According to the latest estimates from the Georgia Department of Labor, the Savannah metro area (Chatham, Effingham and Bryan counties) had 180,000 nonfarm payroll jobs in March, an increase of 6,700 jobs from March 2016.
That’s a 3.9 percent annual jump in local payrolls, which is much faster than the rate of population increase.
If you’ve been following the local economic trends, you won’t be surprised by the sectors that gave the biggest boost to that robust growth.
Over the past year, we’ve added 2,100 jobs in the broad category of professional and business services, 2,000 jobs in leisure and hospitality, and 1,100 jobs in education and health services.
The Savannah metro area has also seen the number of public sector jobs increase by 1,600 (6.8 percent) over the past year. There was solid growth in federal, state and local government employment.
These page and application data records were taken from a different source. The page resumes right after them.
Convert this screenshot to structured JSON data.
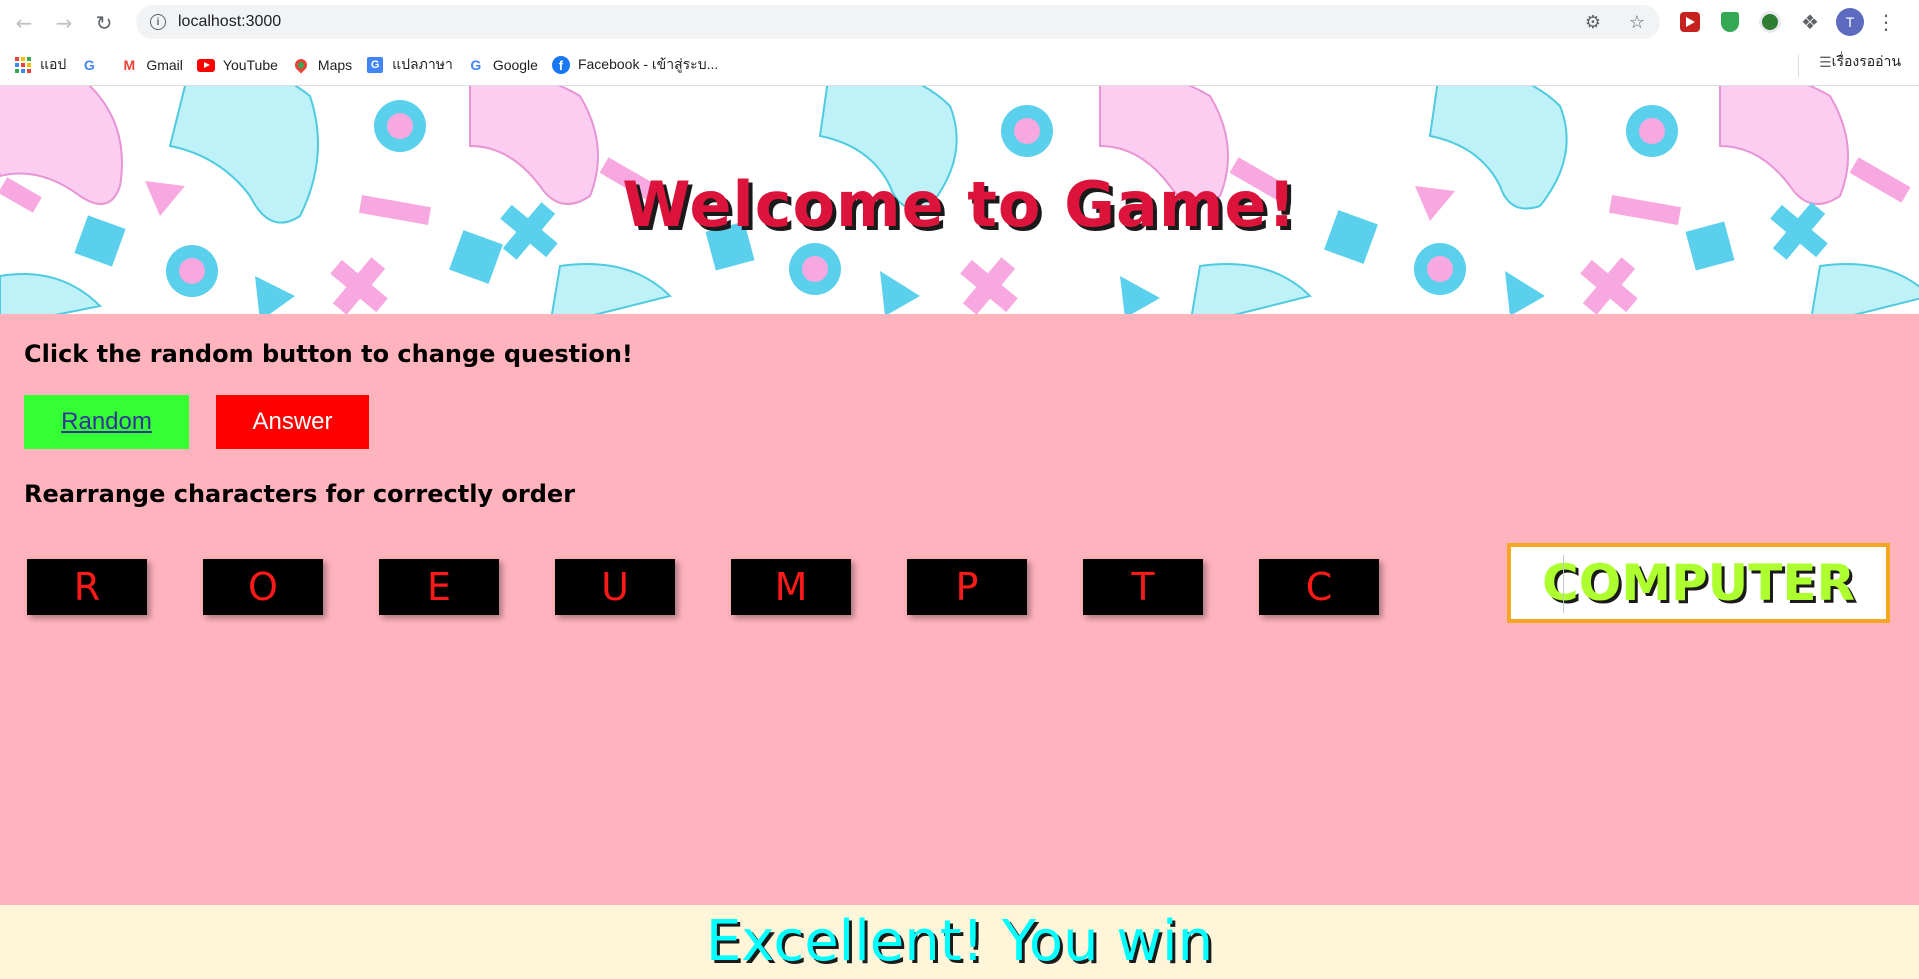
{
  "browser": {
    "url": "localhost:3000",
    "avatar_letter": "T",
    "bookmarks": [
      {
        "label": "แอป",
        "icon": "apps-grid-icon"
      },
      {
        "label": "",
        "icon": "google-icon"
      },
      {
        "label": "Gmail",
        "icon": "gmail-icon"
      },
      {
        "label": "YouTube",
        "icon": "youtube-icon"
      },
      {
        "label": "Maps",
        "icon": "maps-icon"
      },
      {
        "label": "แปลภาษา",
        "icon": "translate-icon"
      },
      {
        "label": "Google",
        "icon": "google-icon"
      },
      {
        "label": "Facebook - เข้าสู่ระบ...",
        "icon": "facebook-icon"
      }
    ],
    "reading_list": "เรื่องรออ่าน"
  },
  "game": {
    "title": "Welcome to Game!",
    "instruction": "Click the random button to change question!",
    "random_label": "Random",
    "answer_label": "Answer",
    "rearrange_instruction": "Rearrange characters for correctly order",
    "letters": [
      "R",
      "O",
      "E",
      "U",
      "M",
      "P",
      "T",
      "C"
    ],
    "answer_value": "COMPUTER",
    "result_message": "Excellent! You win"
  },
  "colors": {
    "page_background": "#ffb3bd",
    "title": "#dc143c",
    "random_button": "#33ff33",
    "answer_button": "#ff0000",
    "tile_background": "#000000",
    "tile_letter": "#ff1a1a",
    "answer_border": "#f5a623",
    "answer_text": "#adff2f",
    "footer_background": "#fff6d9",
    "footer_text": "#00ffff"
  }
}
For the first several years of the ongoing economic recovery, government hiring lagged both private sector hiring and population growth. That was a trend nationally, not just locally, but it seemed inevitable that the need for additional employees in critical sectors like education and public safety would boost public payrolls.
Most other sectors added payroll jobs between March 2016 and March 2017, but the estimates suggest that several key sectors contracted slightly. According to the data, manufacturing lost 600 jobs, information lost 300 and the broad sector that includes transportation, warehousing and utilities lost 500.
Those employment declines might just be statistical anomalies, but the numbers are nevertheless worrisome and deserving of future scrutiny.
In March, the Savannah metro area saw 562 initial claims for unemployment insurance, a decline of 26 percent from the 755 claims in March 2016.
The Georgia Department of Labor hasn’t yet released the local unemployment rate for March, but the February rate was 4.7 percent, down from 5.2 percent a year earlier.
As I’ve noted routinely since the current economic expansion began almost exactly eight years ago, most rural and lightly populated parts of the state are not experiencing the job gains that we’ve seen in Savannah, Atlanta and a few other Georgia metro areas.
The February unemployment rate was more than 7 percent in a dozen counties west and northwest of Savannah, including Screven, Jenkins, Emanuel and Toombs.
I have been reading some interesting analyses lately about the prospects for economic recovery in rural areas that have experienced population losses in recent years, and I’m left with the sense that we’re likely to see continued growth in metro areas even as rural economies stagnate.
City Talk appears every Sunday and Tuesday. Bill Dawers can be reached via email@example.com. Send mail to 10 E. 32nd St., Savannah, GA 31401.